If you want a dull box that you’ll lose in a car park easily you’re spoiled for choice, whereas personality is a bit harder to come by these days. So we should rightly praise manufacturers when they offer us something a bit different, because when we’re all scuttling around silently in EVs, how the car makes us feel will become even more important. I would still go easy on the Union Jacks though…
Report 7: The adventure is over
We were keen on the Cooper Resolute from the start, but we’re really missing it now it’s gone home
Date: 17 November 2023 | Current mileage: 5819 | Claimed economy: 48.7mpg | Actual economy: 38.6mpg
The ink is still drying on the collection receipt, but the sense of loss now our MINI Cooper has been collected is really hitting home.
Maybe the marketing is that good, but more likely is that the MINI’s charms became ever more apparent as time went on, and while it’s maybe not the perfect small hatchback, it has qualities that are less measurable than a giant boot and a pillow-soft ride.
There are plenty of dull cars out there that will do all the boring stuff without complaint, which is exactly what the MINI did too. But the MINI would also make you turn around and take a look at it when parking up, especially when it was clean and its glossy black alloys and deep green paint really shone.
Climbing behind the wheel was always a pleasure too. Yes, the space in the front wasn’t exceptional - more than enough legroom for very tall folk, but headroom and elbow room were less generous. Never enough to be a problem though, and the size of the windscreen and the upright dash gave the interior a snug feeling, helped by the comfortable sports seats with their heating turned up to the maximum.
A routine schlep across the country kicking off in the early hours was never a pleasant start to the day, but with the cabin warmed in a few minutes, the excellent audio system delivering the right tunes and the three-cylinder engine always quick to respond, the Resolute certainly took the sting out of it for a car of this size.
Grumbles were rare too. We never quite got to the bottom of the occasional miscommunication between iPhone and Apple CarPlay, but after deleting the phone in question and reconnecting it to the system it seemed to go away.
For the vast majority of the time the ride quality was good too. Firmly controlled, but not harsh, unless you slapped into a significant hole or hit a speed bump a little too speedily, although not many cars on 18-inch wheels and surprisingly high-spec Pirelli P Zeros would have dealt with such matters. Some blame needs to rest with the driver here.
The fizzy turbocharged petrol motor was always a great companion too, even if the occasional stop/start rumble reminded you of just how few cylinders were sat ahead of you.

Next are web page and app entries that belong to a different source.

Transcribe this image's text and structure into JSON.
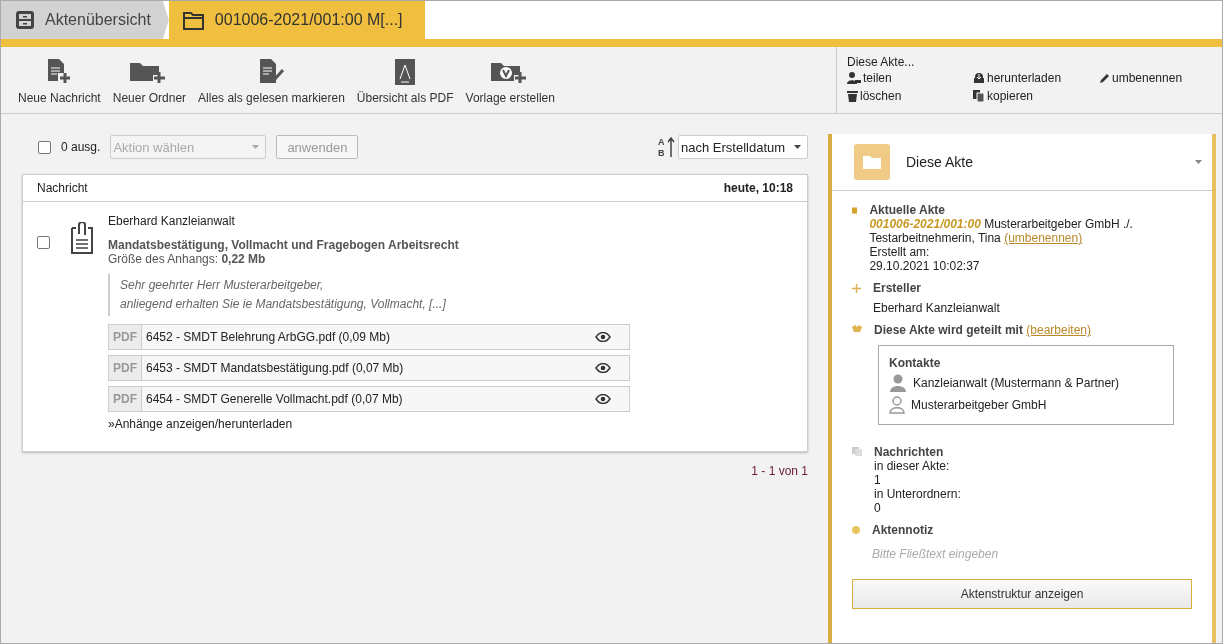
{
  "breadcrumbs": [
    {
      "label": "Aktenübersicht",
      "selected": false
    },
    {
      "label": "001006-2021/001:00 M[...]",
      "selected": true
    }
  ],
  "toolbar": {
    "buttons": [
      "Neue Nachricht",
      "Neuer Ordner",
      "Alles als gelesen markieren",
      "Übersicht als PDF",
      "Vorlage erstellen"
    ]
  },
  "file_actions": {
    "title": "Diese Akte...",
    "items": [
      "teilen",
      "herunterladen",
      "umbenennen",
      "löschen",
      "kopieren"
    ]
  },
  "list": {
    "select_all": {
      "checked": false
    },
    "selected_count": "0 ausg.",
    "action_select": {
      "placeholder": "Aktion wählen",
      "disabled": true
    },
    "apply_button": {
      "label": "anwenden",
      "disabled": true
    },
    "sort_order": [
      "A",
      "B"
    ],
    "sort_select": {
      "value": "nach Erstelldatum"
    },
    "header": {
      "column_1": "Nachricht",
      "date": "heute, 10:18"
    },
    "messages": [
      {
        "checked": false,
        "sender": "Eberhard Kanzleianwalt",
        "subject": "Mandatsbestätigung, Vollmacht und Fragebogen Arbeitsrecht",
        "size": "Größe des Anhangs: **0,22 Mb**",
        "preview": [
          "Sehr geehrter Herr Musterarbeitgeber,",
          "anliegend erhalten Sie ie Mandatsbestätigung, Vollmacht, [...]"
        ],
        "attachments": [
          {
            "type": "PDF",
            "name": "6452 - SMDT Belehrung ArbGG.pdf (0,09 Mb)"
          },
          {
            "type": "PDF",
            "name": "6453 - SMDT Mandatsbestätigung.pdf (0,07 Mb)"
          },
          {
            "type": "PDF",
            "name": "6454 - SMDT Generelle Vollmacht.pdf (0,07 Mb)"
          }
        ],
        "link": "»Anhänge anzeigen/herunterladen"
      }
    ],
    "pagination": "1 - 1 von 1"
  },
  "panel": {
    "title": "Diese Akte",
    "current": {
      "heading": "Aktuelle Akte",
      "number": "001006-2021/001:00",
      "name": "Musterarbeitgeber GmbH ./. Testarbeitnehmerin, Tina",
      "rename_link": "(umbenennen)",
      "created_label": "Erstellt am:",
      "created": "29.10.2021 10:02:37"
    },
    "creator": {
      "heading": "Ersteller",
      "name": "Eberhard Kanzleianwalt"
    },
    "shared": {
      "heading": "Diese Akte wird geteilt mit",
      "edit_link": "(bearbeiten)",
      "contacts_title": "Kontakte",
      "contacts": [
        {
          "name": "Kanzleianwalt (Mustermann & Partner)",
          "kind": "filled"
        },
        {
          "name": "Musterarbeitgeber GmbH",
          "kind": "outline"
        }
      ]
    },
    "messages": {
      "heading": "Nachrichten",
      "lines": [
        "in dieser Akte:",
        "1",
        "in Unterordnern:",
        "0"
      ]
    },
    "note": {
      "heading": "Aktennotiz",
      "placeholder": "Bitte Fließtext eingeben"
    },
    "structure_button": "Aktenstruktur anzeigen"
  }
}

The automatic gearbox also suited it perfectly - at no point was the loss of a clutch or gearlever lost, and on the few occasions when manual shifting was preferable, using the central stick was easy and intuitive. Paddles really aren’t necessary, and slipping the lever sideways into the Sport setting usually provided enough extra urgency when needed.
And of course it would dive into a twisty section of road with gusto, feeling enthusiastic but never hyperactive or edgy. It would even flick its rear end around if you were really determined, although probably not an activity for the school run.
Put simply, if the MINI Cooper has the right number of doors and enough boot for your needs, then you get the charming looks, cosy interior and general sense of character as a bonus. There’s a new MINI on its way, and while it’ll likely improve on this generation in several areas, it’ll be hard pressed to retain the same sense of fun that this one did.